Damien Hirst, ‘Superstition’, 2007, Graves International Art
Damien Hirst, ‘Superstition’, 2007, Graves International Art
Damien Hirst, ‘Superstition’, 2007, Graves International Art
Damien Hirst, ‘Superstition’, 2007, Graves International Art
Damien Hirst, ‘Superstition’, 2007, Graves International Art
Damien Hirst, ‘Superstition’, 2007, Graves International Art
Damien Hirst, ‘Superstition’, 2007, Graves International Art
Damien Hirst, ‘Superstition’, 2007, Graves International Art
Damien Hirst, ‘Superstition’, 2007, Graves International Art
Damien Hirst, ‘Superstition’, 2007, Graves International Art

A signed offset-lithograph exhibition poster on heavy poster paper by English artist Damien Hirst (1965-) titled "Superstition", 2007. Hand marker signed by Hirst lower left. The estimated edition size of this poster is 300, though just a few were signed by Hirst at the event. Produced in conjunction with "Damien Hirst: Superstition" his special exhibition both at Gagosian Gallery, Davies Street in London and at Gagosian Gallery in Beverly Hills, California. In the exhibited works, Hirst expands on the iconic motif of the butterfly as a symbol of the beauty and inherent fragility of life, reaching new heights of complexity, refined detail and radiance. Sheet size: 39" x 26". Mint condition.

Damien Hirst, in full Damien Steven Hirst (born June 7, 1965, Bristol, Eng.) British assemblagist, painter, and conceptual artist whose deliberately provocative art addresses vanitas and beauty, death and rebirth, and medicine, technology, and mortality. Considered an enfant terrible of the 1990s art world, Hirst presented dead animals in formaldehyde as art. Like the French artist Marcel Duchamp, Hirst employed ready-made objects to shocking effect, and in the process he questioned the very nature of art. In 1995 he won Tate Britain’s Turner Prize, Great Britain’s premier award for contemporary art.

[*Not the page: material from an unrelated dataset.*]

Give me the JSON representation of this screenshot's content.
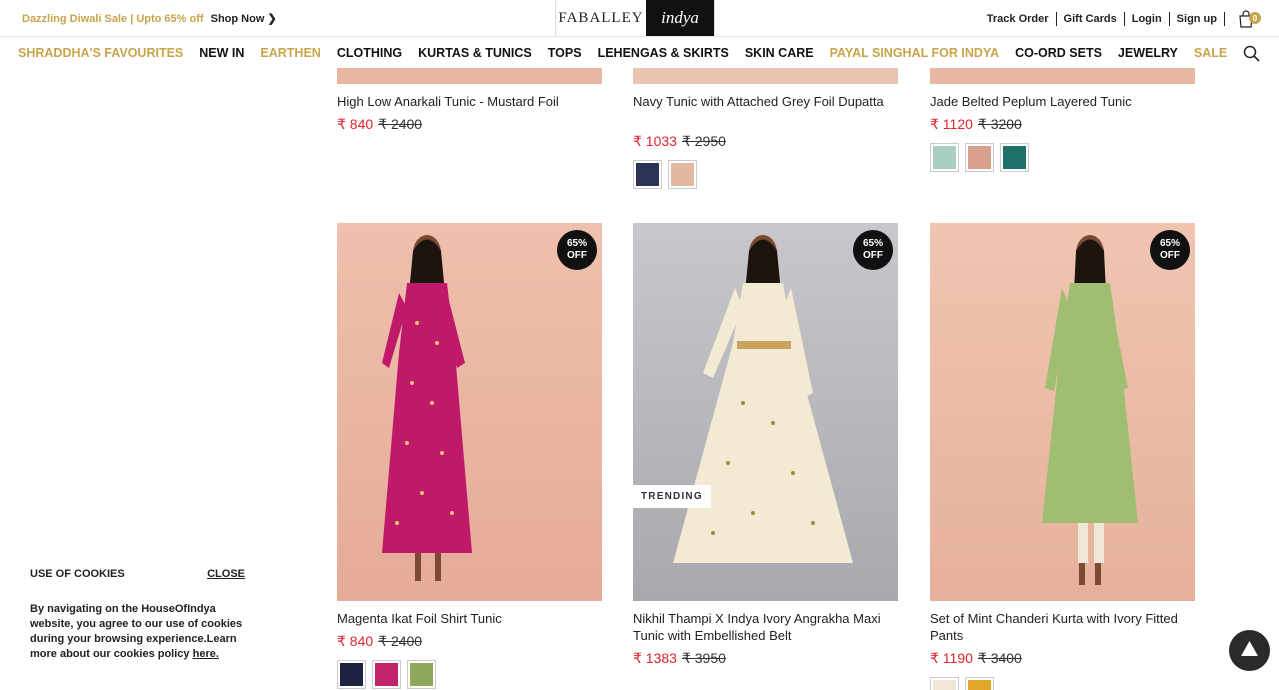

Hirst grew up in Leeds and moved to London in the early 1980s. He began his artistic life as a painter and assemblagist. From 1986 to 1989 he attended Goldsmiths College in London, and during this time he curated an influential student show, “Freeze,” which was attended by the British advertising mogul and art collector Charles Saatchi. The exhibition showcased the work of a group of Hirst’s classmates who later became known as the successful Young British Artists (YBAs) of the 1990s. Hirst’s reputation as both an artist and a provocateur quickly soared. His displays of animals in formaldehyde and his installations complete with live maggots and butterflies were seen as reflections on mortality and the human unwillingness to confront it. Most of his works were given elaborate titles that underscored his general preoccupation with mortality.

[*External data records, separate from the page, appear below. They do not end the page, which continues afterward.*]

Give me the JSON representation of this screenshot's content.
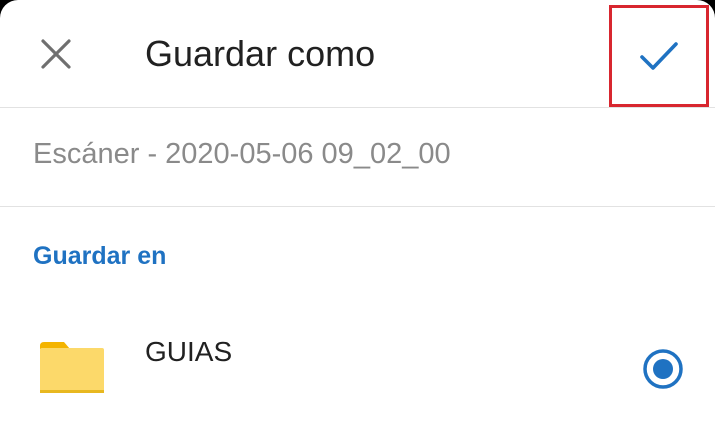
{
  "header": {
    "title": "Guardar como",
    "close_icon": "close-icon",
    "confirm_icon": "check-icon"
  },
  "filename": {
    "value": "Escáner - 2020-05-06 09_02_00"
  },
  "save_location": {
    "section_label": "Guardar en",
    "folder_name": "GUIAS",
    "folder_icon": "folder-icon",
    "selected": true
  },
  "colors": {
    "accent": "#1f72c2",
    "highlight_box": "#d8262f",
    "folder_body": "#fcd96a",
    "folder_tab": "#f4b400"
  }
}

Hirst’s later work includes paintings made by spin machines, enlarged ashtrays filled with cigarette butts, monumental anatomical models of the human torso, medicine cabinets filled with pharmaceuticals, other curiosity cabinets filled with found objects, and a diamond-studded platinum-cast human skull entitled For the Love of God, probably the most expensive work of art ever made. His references to other artistic movements and artists are many. The common format of massive vitrines, for example, relies on the precedent of minimalism, while his use of found materials and assistants in making works links him to other artists of the era, such as the American Jeff Koons, who purposefully demystified the role of the artist’s hand. In addition to making art, Hirst wrote books, designed restaurants, collaborated on pop music projects, and experimented with film.

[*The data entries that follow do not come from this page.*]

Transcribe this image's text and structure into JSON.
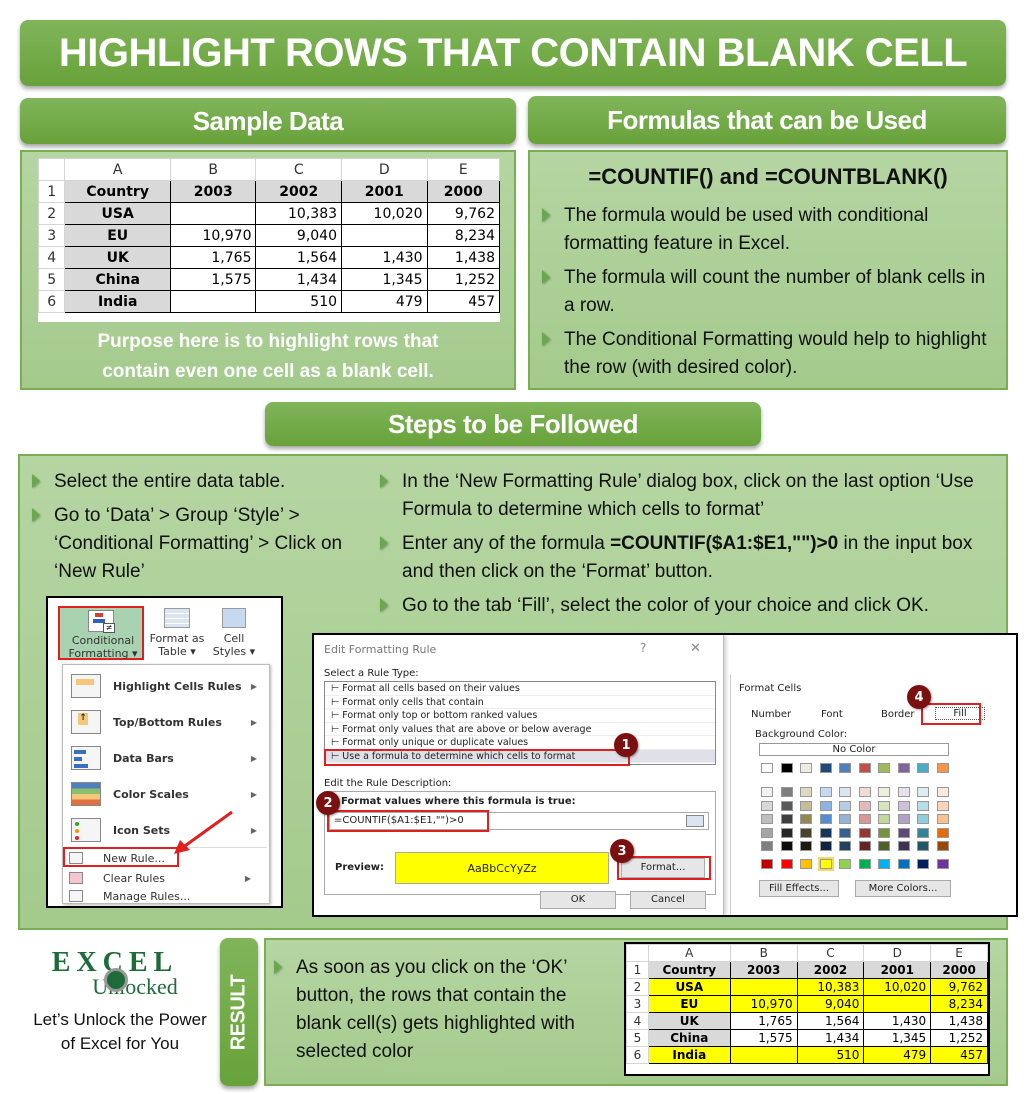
{
  "title": "HIGHLIGHT ROWS THAT CONTAIN BLANK CELL",
  "sample": {
    "heading": "Sample Data",
    "columns": [
      "A",
      "B",
      "C",
      "D",
      "E"
    ],
    "header_row": [
      "Country",
      "2003",
      "2002",
      "2001",
      "2000"
    ],
    "rows": [
      {
        "n": "2",
        "cells": [
          "USA",
          "",
          "10,383",
          "10,020",
          "9,762"
        ]
      },
      {
        "n": "3",
        "cells": [
          "EU",
          "10,970",
          "9,040",
          "",
          "8,234"
        ]
      },
      {
        "n": "4",
        "cells": [
          "UK",
          "1,765",
          "1,564",
          "1,430",
          "1,438"
        ]
      },
      {
        "n": "5",
        "cells": [
          "China",
          "1,575",
          "1,434",
          "1,345",
          "1,252"
        ]
      },
      {
        "n": "6",
        "cells": [
          "India",
          "",
          "510",
          "479",
          "457"
        ]
      }
    ],
    "caption_line1": "Purpose here is to highlight rows that",
    "caption_line2": "contain even one cell as a blank cell."
  },
  "formulas": {
    "heading": "Formulas that can be Used",
    "subheading": "=COUNTIF() and =COUNTBLANK()",
    "bullets": [
      "The formula would be used with conditional formatting feature in Excel.",
      "The formula will count the number of blank cells in a row.",
      "The Conditional Formatting would help to highlight the row (with desired color)."
    ]
  },
  "steps": {
    "heading": "Steps to be Followed",
    "left_bullets": [
      "Select the entire data table.",
      "Go to ‘Data’ > Group ‘Style’ > ‘Conditional Formatting’ > Click on ‘New Rule’"
    ],
    "right_bullet1": "In the ‘New Formatting Rule’ dialog box, click on the last option ‘Use Formula to determine which cells to format’",
    "right_bullet2_pre": "Enter any of the formula ",
    "right_bullet2_formula": "=COUNTIF($A1:$E1,\"\")>0",
    "right_bullet2_post": " in the input box and then click on the ‘Format’ button.",
    "right_bullet3": "Go to the tab ‘Fill’, select the color of your choice and click OK."
  },
  "ribbon": {
    "cf_line1": "Conditional",
    "cf_line2": "Formatting ▾",
    "fat_line1": "Format as",
    "fat_line2": "Table ▾",
    "cs_line1": "Cell",
    "cs_line2": "Styles ▾",
    "menu_items": [
      "Highlight Cells Rules",
      "Top/Bottom Rules",
      "Data Bars",
      "Color Scales",
      "Icon Sets"
    ],
    "small_items": [
      "New Rule...",
      "Clear Rules",
      "Manage Rules..."
    ]
  },
  "dialog": {
    "title": "Edit Formatting Rule",
    "help": "?",
    "close": "✕",
    "select_label": "Select a Rule Type:",
    "rule_types": [
      "Format all cells based on their values",
      "Format only cells that contain",
      "Format only top or bottom ranked values",
      "Format only values that are above or below average",
      "Format only unique or duplicate values",
      "Use a formula to determine which cells to format"
    ],
    "edit_label": "Edit the Rule Description:",
    "formula_label": "Format values where this formula is true:",
    "formula_value": "=COUNTIF($A1:$E1,\"\")>0",
    "preview_label": "Preview:",
    "preview_text": "AaBbCcYyZz",
    "format_button": "Format...",
    "ok": "OK",
    "cancel": "Cancel"
  },
  "format_cells": {
    "title": "Format Cells",
    "tabs": [
      "Number",
      "Font",
      "Border",
      "Fill"
    ],
    "bg_label": "Background Color:",
    "no_color": "No Color",
    "fill_effects": "Fill Effects...",
    "more_colors": "More Colors...",
    "theme_row": [
      "#ffffff",
      "#000000",
      "#eeece1",
      "#1f497d",
      "#4f81bd",
      "#c0504d",
      "#9bbb59",
      "#8064a2",
      "#4bacc6",
      "#f79646"
    ],
    "tint_rows": [
      [
        "#f2f2f2",
        "#7f7f7f",
        "#ddd9c3",
        "#c6d9f0",
        "#dbe5f1",
        "#f2dcdb",
        "#ebf1dd",
        "#e5e0ec",
        "#dbeef3",
        "#fdeada"
      ],
      [
        "#d8d8d8",
        "#595959",
        "#c4bd97",
        "#8db3e2",
        "#b8cce4",
        "#e5b9b7",
        "#d7e3bc",
        "#ccc1d9",
        "#b7dde8",
        "#fbd5b5"
      ],
      [
        "#bfbfbf",
        "#3f3f3f",
        "#938953",
        "#548dd4",
        "#95b3d7",
        "#d99694",
        "#c3d69b",
        "#b2a2c7",
        "#92cddc",
        "#fac08f"
      ],
      [
        "#a5a5a5",
        "#262626",
        "#494429",
        "#17365d",
        "#366092",
        "#953734",
        "#76923c",
        "#5f497a",
        "#31859b",
        "#e36c09"
      ],
      [
        "#7f7f7f",
        "#0c0c0c",
        "#1d1b10",
        "#0f243e",
        "#244061",
        "#632423",
        "#4f6128",
        "#3f3151",
        "#205867",
        "#974806"
      ]
    ],
    "standard_row": [
      "#c00000",
      "#ff0000",
      "#ffc000",
      "#ffff00",
      "#92d050",
      "#00b050",
      "#00b0f0",
      "#0070c0",
      "#002060",
      "#7030a0"
    ]
  },
  "badges": [
    "1",
    "2",
    "3",
    "4"
  ],
  "result": {
    "label": "RESULT",
    "text": "As soon as you click on the ‘OK’ button, the rows that contain the blank cell(s) gets highlighted with selected color",
    "highlight_color": "#ffff00",
    "highlighted_rows": [
      "2",
      "3",
      "6"
    ]
  },
  "logo": {
    "line1": "EXCEL",
    "line2": "Unlocked",
    "tagline": "Let’s Unlock the Power of Excel for You"
  },
  "colors": {
    "banner_green": "#6aa83e",
    "panel_green": "#acd095",
    "highlight": "#ffff00",
    "badge": "#7a1010",
    "callout_red": "#e02020"
  }
}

Signature: Hand marker signed by Hirst lower left

Image rights: Copyright © Graves International Art

Publisher: Gagosian Gallery

"Damien Hirst: Superstition", 2007

About Damien Hirst

Damien Hirst first came to public attention in London in 1988 when he conceived and curated "Freeze," an exhibition in a disused warehouse that showed his work and that of his friends and fellow students at Goldsmiths College. In the nearly quarter of a century since that pivotal show (which would come to define the Young British Artists), Hirst has become one of the most influential artists of his generation. His groundbreaking works include The Physical Impossibility of Death in the Mind of Someone Living (1991), a shark in formaldehyde; Mother and Child Divided (1993) a four-part sculpture of a bisected cow and calf; and For the Love of God (2007), a human skull studded with 8,601 diamonds. In addition to his installations and sculptures, Hirst’s Spot paintings and Butterfly paintings have become universally recognized.

British, b. 1965, Bristol, United Kingdom, based in London, United Kingdom